Tomorrow is World Fair Trade Day, and this year's theme is “Fair Trade + Ecology”. It was first celebrated in 2005, and has taken place each year since, on the second Saturday in May.
Here's the wiki definition of fair trade:
“Fair trade is an organized social movement and market-based approach to alleviating global poverty and promoting sustainability. The movement advocates the payment of a fair price as well as consciousness of social and environmental standards in areas related to the production of a wide variety of goods. It focuses in particular on exports from developing countries to developed countries, most notably handicrafts, coffee, cocoa, sugar, tea, bananas, honey, cotton, wine, fresh fruit, and flowers.”
You can read more about it on IFAT's website, the organization that is an umbrella network for hundreds of fair trade organizations from all around the world.
So, what's so green about fair trade? There are several reasons that fair trade products can be greener than others, but here is the main one: Many fair trade products or materials are manufactured by local communities in developing countries, where resources and infrastructure are scarce, and continuous subsistence and livelihood are dependent on the sustained existence of these resources. Since the community in a fair trade setting is much more empowered than in an exploitative setting, it can often take positive action to make sure that its production practices do not irrevocably harm its surroundings.
For example, we can take fair trade rubber tapping in the Brazilian Amazon, conducted by local community co-ops that also stand against deforestation.
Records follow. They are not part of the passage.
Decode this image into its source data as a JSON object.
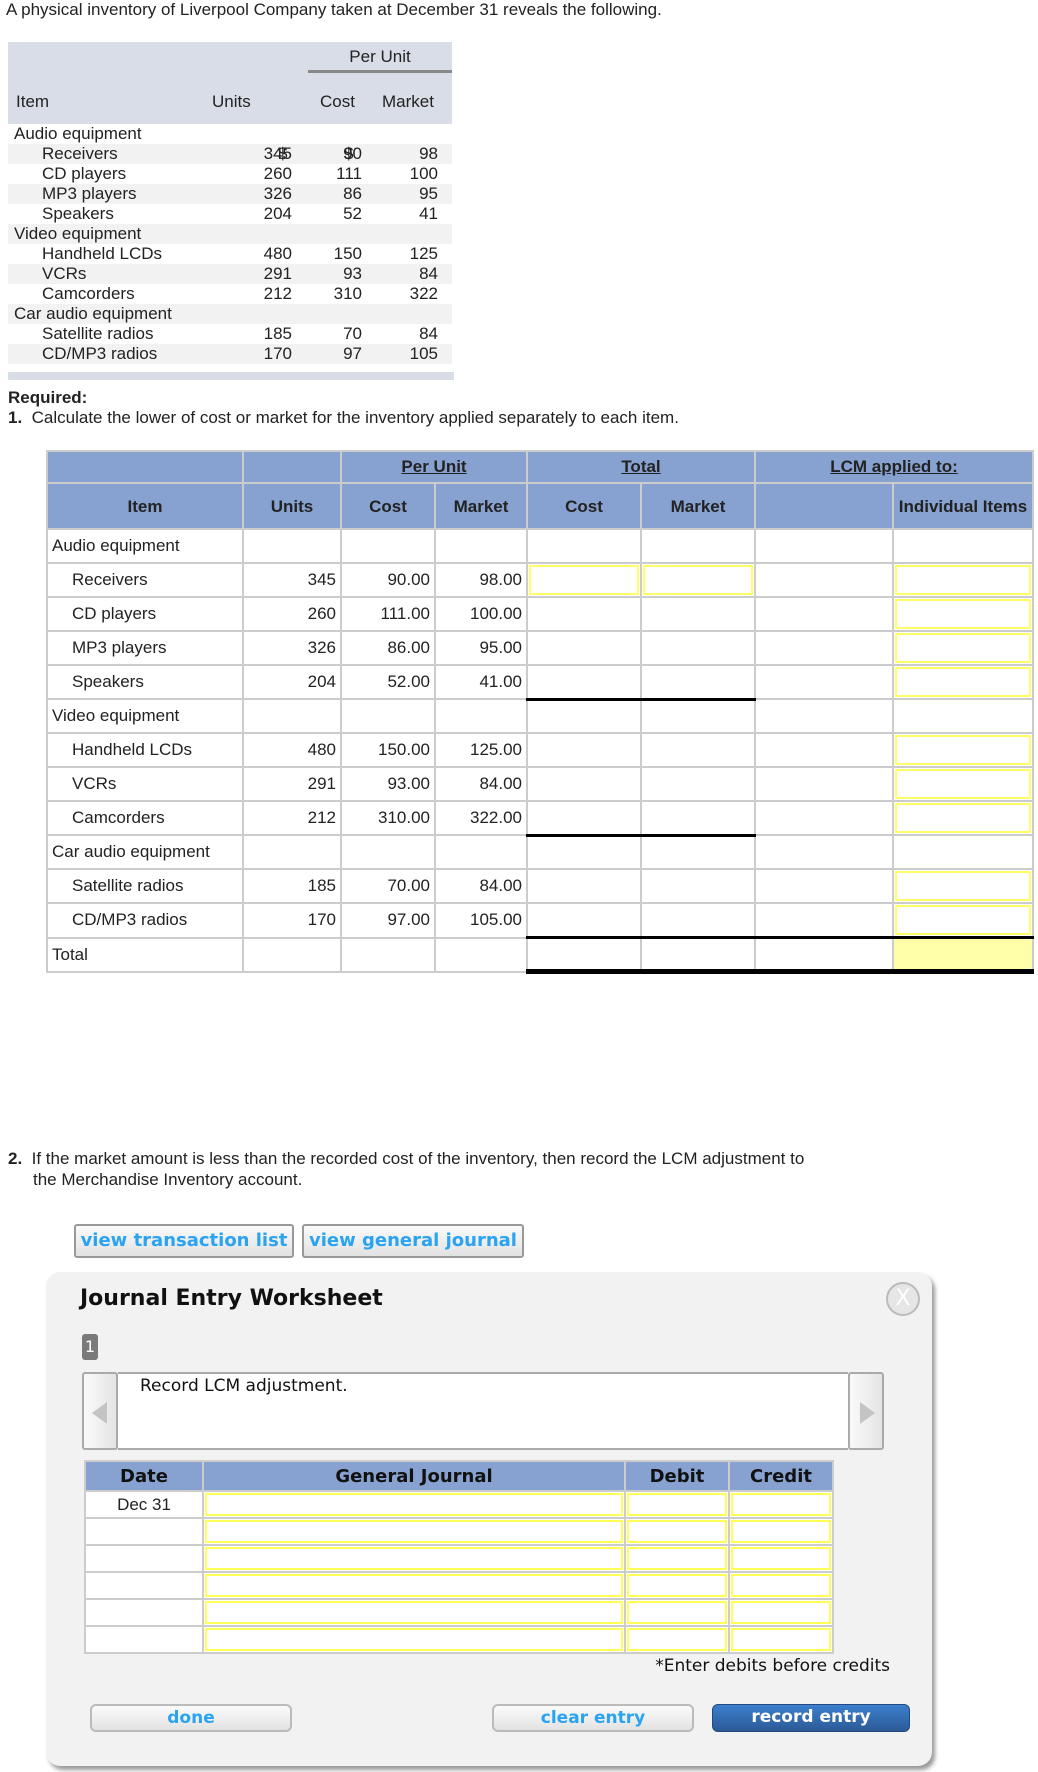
{
  "intro": "A physical inventory of Liverpool Company taken at December 31 reveals the following.",
  "source_table": {
    "group_header": "Per Unit",
    "headers": {
      "item": "Item",
      "units": "Units",
      "cost": "Cost",
      "market": "Market"
    },
    "rows": [
      {
        "type": "group",
        "item": "Audio equipment"
      },
      {
        "type": "item",
        "item": "Receivers",
        "units": "345",
        "cost": "90",
        "market": "98",
        "dollar": "$"
      },
      {
        "type": "item",
        "item": "CD players",
        "units": "260",
        "cost": "111",
        "market": "100"
      },
      {
        "type": "item",
        "item": "MP3 players",
        "units": "326",
        "cost": "86",
        "market": "95"
      },
      {
        "type": "item",
        "item": "Speakers",
        "units": "204",
        "cost": "52",
        "market": "41"
      },
      {
        "type": "group",
        "item": "Video equipment"
      },
      {
        "type": "item",
        "item": "Handheld LCDs",
        "units": "480",
        "cost": "150",
        "market": "125"
      },
      {
        "type": "item",
        "item": "VCRs",
        "units": "291",
        "cost": "93",
        "market": "84"
      },
      {
        "type": "item",
        "item": "Camcorders",
        "units": "212",
        "cost": "310",
        "market": "322"
      },
      {
        "type": "group",
        "item": "Car audio equipment"
      },
      {
        "type": "item",
        "item": "Satellite radios",
        "units": "185",
        "cost": "70",
        "market": "84"
      },
      {
        "type": "item",
        "item": "CD/MP3 radios",
        "units": "170",
        "cost": "97",
        "market": "105"
      }
    ]
  },
  "required": {
    "title": "Required:",
    "q1_num": "1.",
    "q1_text": "Calculate the lower of cost or market for the inventory applied separately to each item.",
    "q2_num": "2.",
    "q2_line1": "If the market amount is less than the recorded cost of the inventory, then record the LCM adjustment to",
    "q2_line2": "the Merchandise Inventory account."
  },
  "lcm_table": {
    "group_headers": {
      "per_unit": "Per Unit",
      "total": "Total",
      "lcm": "LCM applied to:"
    },
    "col_headers": {
      "item": "Item",
      "units": "Units",
      "cost": "Cost",
      "market": "Market",
      "total_cost": "Cost",
      "total_market": "Market",
      "lcm_blank": "",
      "individual": "Individual Items"
    },
    "rows": [
      {
        "type": "group",
        "item": "Audio equipment"
      },
      {
        "type": "item",
        "item": "Receivers",
        "units": "345",
        "cost": "90.00",
        "market": "98.00"
      },
      {
        "type": "item",
        "item": "CD players",
        "units": "260",
        "cost": "111.00",
        "market": "100.00"
      },
      {
        "type": "item",
        "item": "MP3 players",
        "units": "326",
        "cost": "86.00",
        "market": "95.00"
      },
      {
        "type": "item",
        "item": "Speakers",
        "units": "204",
        "cost": "52.00",
        "market": "41.00"
      },
      {
        "type": "group",
        "item": "Video equipment"
      },
      {
        "type": "item",
        "item": "Handheld LCDs",
        "units": "480",
        "cost": "150.00",
        "market": "125.00"
      },
      {
        "type": "item",
        "item": "VCRs",
        "units": "291",
        "cost": "93.00",
        "market": "84.00"
      },
      {
        "type": "item",
        "item": "Camcorders",
        "units": "212",
        "cost": "310.00",
        "market": "322.00"
      },
      {
        "type": "group",
        "item": "Car audio equipment"
      },
      {
        "type": "item",
        "item": "Satellite radios",
        "units": "185",
        "cost": "70.00",
        "market": "84.00"
      },
      {
        "type": "item",
        "item": "CD/MP3 radios",
        "units": "170",
        "cost": "97.00",
        "market": "105.00"
      },
      {
        "type": "total",
        "item": "Total"
      }
    ]
  },
  "buttons": {
    "view_transaction_list": "view transaction list",
    "view_general_journal": "view general journal"
  },
  "worksheet": {
    "title": "Journal Entry Worksheet",
    "close_symbol": "X",
    "page_number": "1",
    "description": "Record LCM adjustment.",
    "headers": {
      "date": "Date",
      "general_journal": "General Journal",
      "debit": "Debit",
      "credit": "Credit"
    },
    "rows": [
      {
        "date": "Dec 31"
      },
      {
        "date": ""
      },
      {
        "date": ""
      },
      {
        "date": ""
      },
      {
        "date": ""
      },
      {
        "date": ""
      }
    ],
    "note": "*Enter debits before credits",
    "done_label": "done",
    "clear_label": "clear entry",
    "record_label": "record entry"
  }
}
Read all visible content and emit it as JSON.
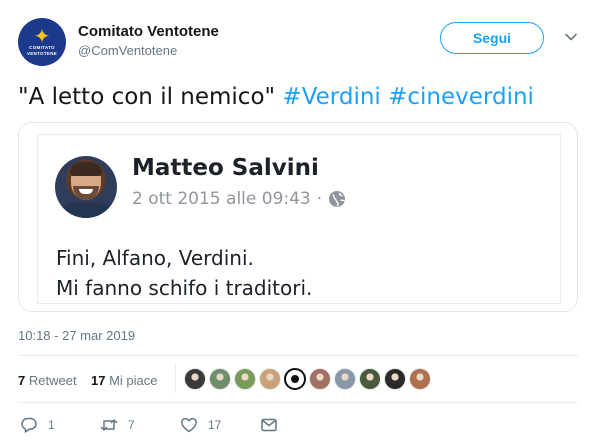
{
  "account": {
    "display_name": "Comitato Ventotene",
    "handle": "@ComVentotene",
    "follow_label": "Segui"
  },
  "tweet": {
    "text_quote": "\"A letto con il nemico\"",
    "hashtags": [
      "#Verdini",
      "#cineverdini"
    ],
    "timestamp": "10:18 - 27 mar 2019"
  },
  "embedded_post": {
    "author": "Matteo Salvini",
    "date": "2 ott 2015 alle 09:43",
    "separator": "·",
    "privacy_icon": "globe-icon",
    "lines": [
      "Fini, Alfano, Verdini.",
      "Mi fanno schifo i traditori."
    ]
  },
  "stats": {
    "retweets_count": "7",
    "retweets_label": "Retweet",
    "likes_count": "17",
    "likes_label": "Mi piace",
    "liker_avatars": [
      {
        "name": "liker-avatar-1",
        "color": "#3a3a3a"
      },
      {
        "name": "liker-avatar-2",
        "color": "#6f8f6a"
      },
      {
        "name": "liker-avatar-3",
        "color": "#7a9a5a"
      },
      {
        "name": "liker-avatar-4",
        "color": "#c9a27a"
      },
      {
        "name": "liker-avatar-5",
        "color": "#111111"
      },
      {
        "name": "liker-avatar-6",
        "color": "#a07060"
      },
      {
        "name": "liker-avatar-7",
        "color": "#8898a8"
      },
      {
        "name": "liker-avatar-8",
        "color": "#4a5a3a"
      },
      {
        "name": "liker-avatar-9",
        "color": "#2a2a2a"
      },
      {
        "name": "liker-avatar-10",
        "color": "#b07050"
      }
    ]
  },
  "actions": {
    "reply_count": "1",
    "retweet_count": "7",
    "like_count": "17"
  },
  "colors": {
    "accent": "#1da1f2",
    "text": "#14171a",
    "muted": "#657786",
    "fb_muted": "#90949c"
  }
}
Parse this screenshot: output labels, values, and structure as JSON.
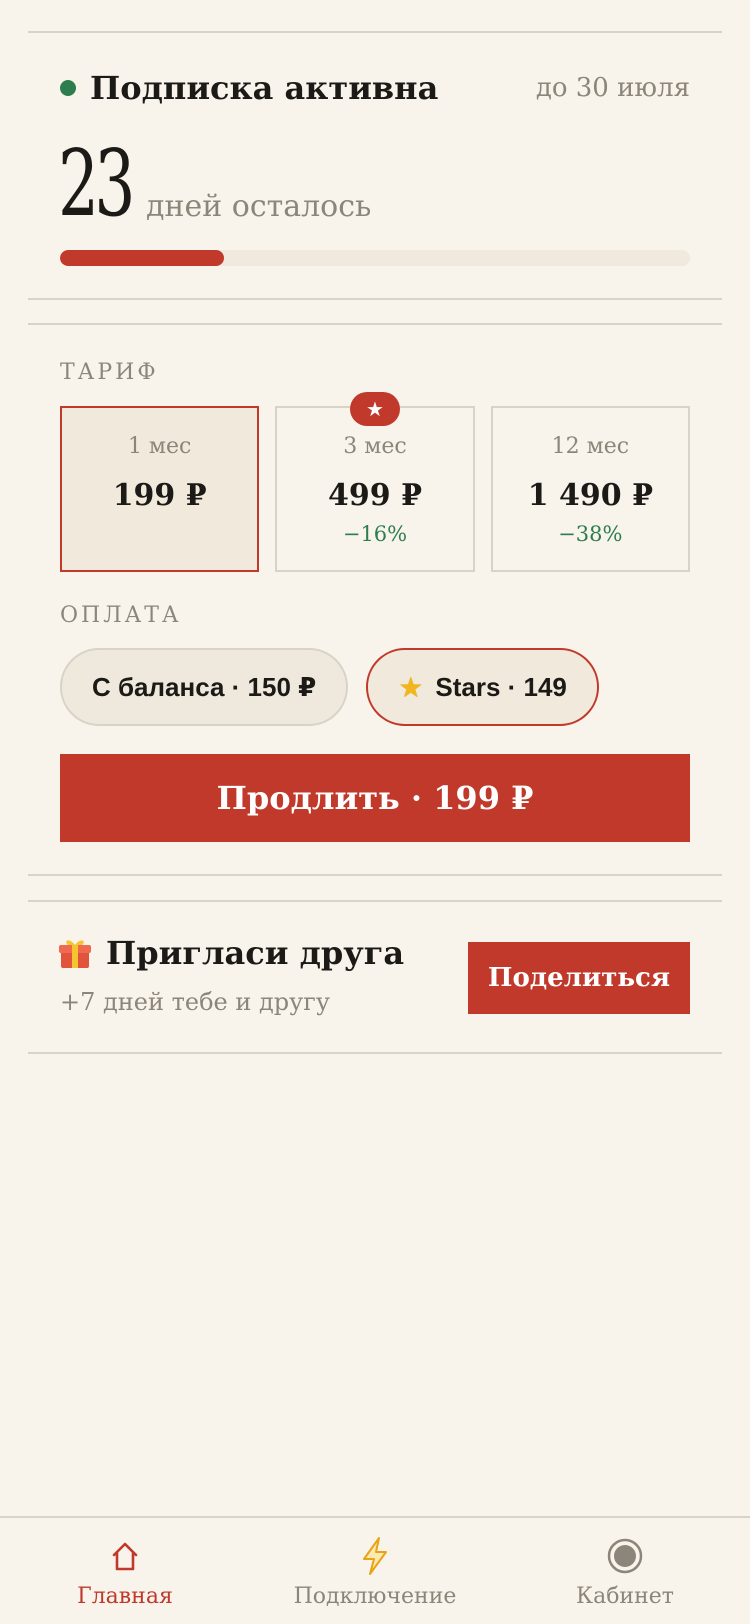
{
  "status": {
    "title": "Подписка активна",
    "until": "до 30 июля",
    "days_left": "23",
    "days_label": "дней осталось",
    "progress_fraction": 0.26,
    "status_color": "#2e7d4f"
  },
  "tariff": {
    "label": "ТАРИФ",
    "plans": [
      {
        "period": "1 мес",
        "price": "199 ₽",
        "discount": "",
        "selected": true,
        "badge": ""
      },
      {
        "period": "3 мес",
        "price": "499 ₽",
        "discount": "−16%",
        "selected": false,
        "badge": "★"
      },
      {
        "period": "12 мес",
        "price": "1 490 ₽",
        "discount": "−38%",
        "selected": false,
        "badge": ""
      }
    ]
  },
  "payment": {
    "label": "ОПЛАТА",
    "balance_label": "С баланса · 150 ₽",
    "stars_label": "Stars · 149",
    "stars_icon": "star-icon"
  },
  "cta": {
    "label": "Продлить · 199 ₽"
  },
  "referral": {
    "icon": "gift-icon",
    "title": "Пригласи друга",
    "subtitle": "+7 дней тебе и другу",
    "share_label": "Поделиться"
  },
  "nav": {
    "home": {
      "label": "Главная",
      "icon": "home-icon",
      "active": true
    },
    "connect": {
      "label": "Подключение",
      "icon": "lightning-icon",
      "active": false
    },
    "cabinet": {
      "label": "Кабинет",
      "icon": "profile-icon",
      "active": false
    }
  },
  "colors": {
    "accent": "#c0392b",
    "background": "#f8f4ec",
    "muted_text": "#8c8579",
    "success": "#2e7d4f"
  }
}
Veja, is a French company that sources the rubber used to make it's line of fair-trade sneakers from such co-operatives. If the rain forest is destroyed, as is often the case with renegade logging operations, these tappers lose their livelihood and way of life. Fair Trade enables them to compete with rubber coming from big rubber tree plantations, and helps them keep the forests alive and flourishing.
But the thing I like best about the way Fair Trade and Environmentalism interact is that these are simply complimentary. They help one another but do not necessitate one another. Paying a fair living wage, and refraining from cutting down the rain forest are simply good things to do on their own, without any external or material incentives.
Yep, I'll celebrate that!
Eylon @ Eco-Libris